Three Los Angeles charter schools — two of them in the San Fernando Valley — could have their renewal applications denied by the Los Angeles Unified School District (LAUSD) Board next week.
The charters operated by the Magnolia Public Schools are under board scrutiny because of their practice of bringing in teachers from Turkey, as first reported in the Los Angeles Times.
Two of the campuses are located in the Valley — Magnolia Science Academy 1 in Reseda, and Magnolia Science Academy 2 in Van Nuys. The other campus, Magnolia Science Academy 3, is located in Carson.
All three charters have five-year operating agreements that are expiring. LAUSD must either approve or deny their renewal applications, and a vote could come at the board’s Oct. 18 meeting.

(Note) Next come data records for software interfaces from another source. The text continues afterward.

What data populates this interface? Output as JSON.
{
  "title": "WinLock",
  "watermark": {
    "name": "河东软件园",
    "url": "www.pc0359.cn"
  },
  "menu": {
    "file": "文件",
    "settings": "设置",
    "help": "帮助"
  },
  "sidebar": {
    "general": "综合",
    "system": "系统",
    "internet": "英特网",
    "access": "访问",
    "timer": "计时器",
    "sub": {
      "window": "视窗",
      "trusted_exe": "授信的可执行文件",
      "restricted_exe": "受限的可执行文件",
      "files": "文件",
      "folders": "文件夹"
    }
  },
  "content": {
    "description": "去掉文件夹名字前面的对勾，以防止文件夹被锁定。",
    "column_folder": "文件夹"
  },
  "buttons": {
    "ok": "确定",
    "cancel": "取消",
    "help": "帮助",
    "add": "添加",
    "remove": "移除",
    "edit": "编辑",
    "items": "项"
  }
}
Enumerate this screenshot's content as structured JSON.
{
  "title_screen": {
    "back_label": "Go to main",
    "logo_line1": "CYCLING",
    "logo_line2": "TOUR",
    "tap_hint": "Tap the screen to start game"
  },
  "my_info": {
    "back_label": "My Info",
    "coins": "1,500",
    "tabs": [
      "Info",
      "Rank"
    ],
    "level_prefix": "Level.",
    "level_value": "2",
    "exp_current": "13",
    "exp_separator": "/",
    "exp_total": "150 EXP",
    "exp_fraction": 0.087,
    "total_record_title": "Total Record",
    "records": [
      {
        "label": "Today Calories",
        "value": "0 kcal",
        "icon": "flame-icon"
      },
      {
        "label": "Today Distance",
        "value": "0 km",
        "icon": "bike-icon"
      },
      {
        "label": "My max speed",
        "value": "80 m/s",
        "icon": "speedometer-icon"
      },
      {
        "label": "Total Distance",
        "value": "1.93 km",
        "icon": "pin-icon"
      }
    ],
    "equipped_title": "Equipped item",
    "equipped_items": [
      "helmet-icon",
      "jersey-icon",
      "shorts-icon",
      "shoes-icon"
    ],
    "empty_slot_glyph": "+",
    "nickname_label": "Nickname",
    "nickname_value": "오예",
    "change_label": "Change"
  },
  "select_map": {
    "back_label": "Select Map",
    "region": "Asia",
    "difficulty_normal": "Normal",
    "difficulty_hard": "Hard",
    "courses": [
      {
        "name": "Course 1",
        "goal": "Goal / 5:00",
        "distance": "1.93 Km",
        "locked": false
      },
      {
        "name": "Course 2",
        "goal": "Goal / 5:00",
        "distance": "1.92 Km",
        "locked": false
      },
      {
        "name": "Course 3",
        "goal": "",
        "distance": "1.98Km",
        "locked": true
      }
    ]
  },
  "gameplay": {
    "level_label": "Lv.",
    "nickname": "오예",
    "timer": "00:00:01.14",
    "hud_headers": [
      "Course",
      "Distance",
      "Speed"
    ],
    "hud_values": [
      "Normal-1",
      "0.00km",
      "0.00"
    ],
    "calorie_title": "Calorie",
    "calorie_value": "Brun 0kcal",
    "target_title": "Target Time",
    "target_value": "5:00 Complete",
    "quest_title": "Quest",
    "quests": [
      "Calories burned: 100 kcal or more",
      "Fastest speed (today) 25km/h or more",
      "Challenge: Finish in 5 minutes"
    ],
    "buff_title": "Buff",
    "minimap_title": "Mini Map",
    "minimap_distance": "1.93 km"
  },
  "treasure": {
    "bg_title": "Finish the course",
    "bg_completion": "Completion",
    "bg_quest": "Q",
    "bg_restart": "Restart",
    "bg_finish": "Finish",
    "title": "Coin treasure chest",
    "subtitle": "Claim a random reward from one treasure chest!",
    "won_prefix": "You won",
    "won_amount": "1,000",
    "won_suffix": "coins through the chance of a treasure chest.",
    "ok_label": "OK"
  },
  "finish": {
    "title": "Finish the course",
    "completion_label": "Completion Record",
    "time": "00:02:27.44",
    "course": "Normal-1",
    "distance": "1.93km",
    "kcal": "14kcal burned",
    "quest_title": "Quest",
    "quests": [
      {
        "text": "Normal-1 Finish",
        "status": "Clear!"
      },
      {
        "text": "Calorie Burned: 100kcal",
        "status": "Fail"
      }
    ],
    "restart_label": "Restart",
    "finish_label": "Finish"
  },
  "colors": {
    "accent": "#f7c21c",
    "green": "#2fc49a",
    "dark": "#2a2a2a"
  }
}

District officials have not yet released its rationale for recommending that the schools’ renewal requests be denied. But, according to the Times, sources inside and outside the district say one major issue is Magnolia’s foreign workers, most of whom came here to teach.
The schools are part of a group of 10 campuses operated by locally based Magnolia Public Schools, which had leaned on imported Turkish instructors with temporary work visas.
According to published reports, the Magnolia schools are under the increased scrutiny following a failed coup in Turkey in July. The government of Turkish President Recep Tayyip Erdogan has accused Turkish cleric Muhammed Fethullah Gulen of being behind the revolt.
Erdogan has accused American charter schools with Turkish ties of supporting and helping fund Gulen’s alleged activities.
District officials would not comment about schools on Wednesday, Oct. 12.
Magnolia Chief Executive and former LAUSD board president Caprice Young took issue Wednesday with the view the schools should be closed.
“[The Valley schools] are two very high performing schools,” Young said. “Van Nuys is the No.1 charter in Los Angeles Unified, and third best of all high schools including non-charters. Reseda, was named in the top 100 high schools in California. Both high schools are in the top three percent of all U.S. high schools. Most all students go on to college.
“It makes no sense to me why the district would try and close these schools.”
Young said The school group did apply to bring in 138 teachers from abroad, almost all from Turkey. “But that was between 2008-2012,” she said. “We haven’t had to recruit outside the US last couple of years because we found teachers here in the US.”
Ninety-seven Turkish instructors eventually worked for Magnolia; 37 are still employed. Young said instructors from Turkey “are about 10 percent of all teachers we employ.”
The most recent immigrant teacher hired by Magnolia Public Schools was from China, Young said. She also said she has, for now, ended the practice of importing foreign instructors.
L.A. school board president Steve Zimmer, however, says Magnolia’s past hiring practices remain a problem. Magnolia never indicated it intended to import teachers en masse, he said, according to The Times.
Young said Magnolia officials probably won’t learn of any reasons the board would consider denying the renewal applications “until about three days before the board meeting,” giving them little time to prepare a response.
“The only time we’ll get to respond is in our three minutes of testimony [at the meeting],” Young said. “But I can tell you more than one person is expected to speak.
“It seems unfair. But the thing I know of why Zimmer is against us is because of immigrant teachers.”
City News Service contributed to this report.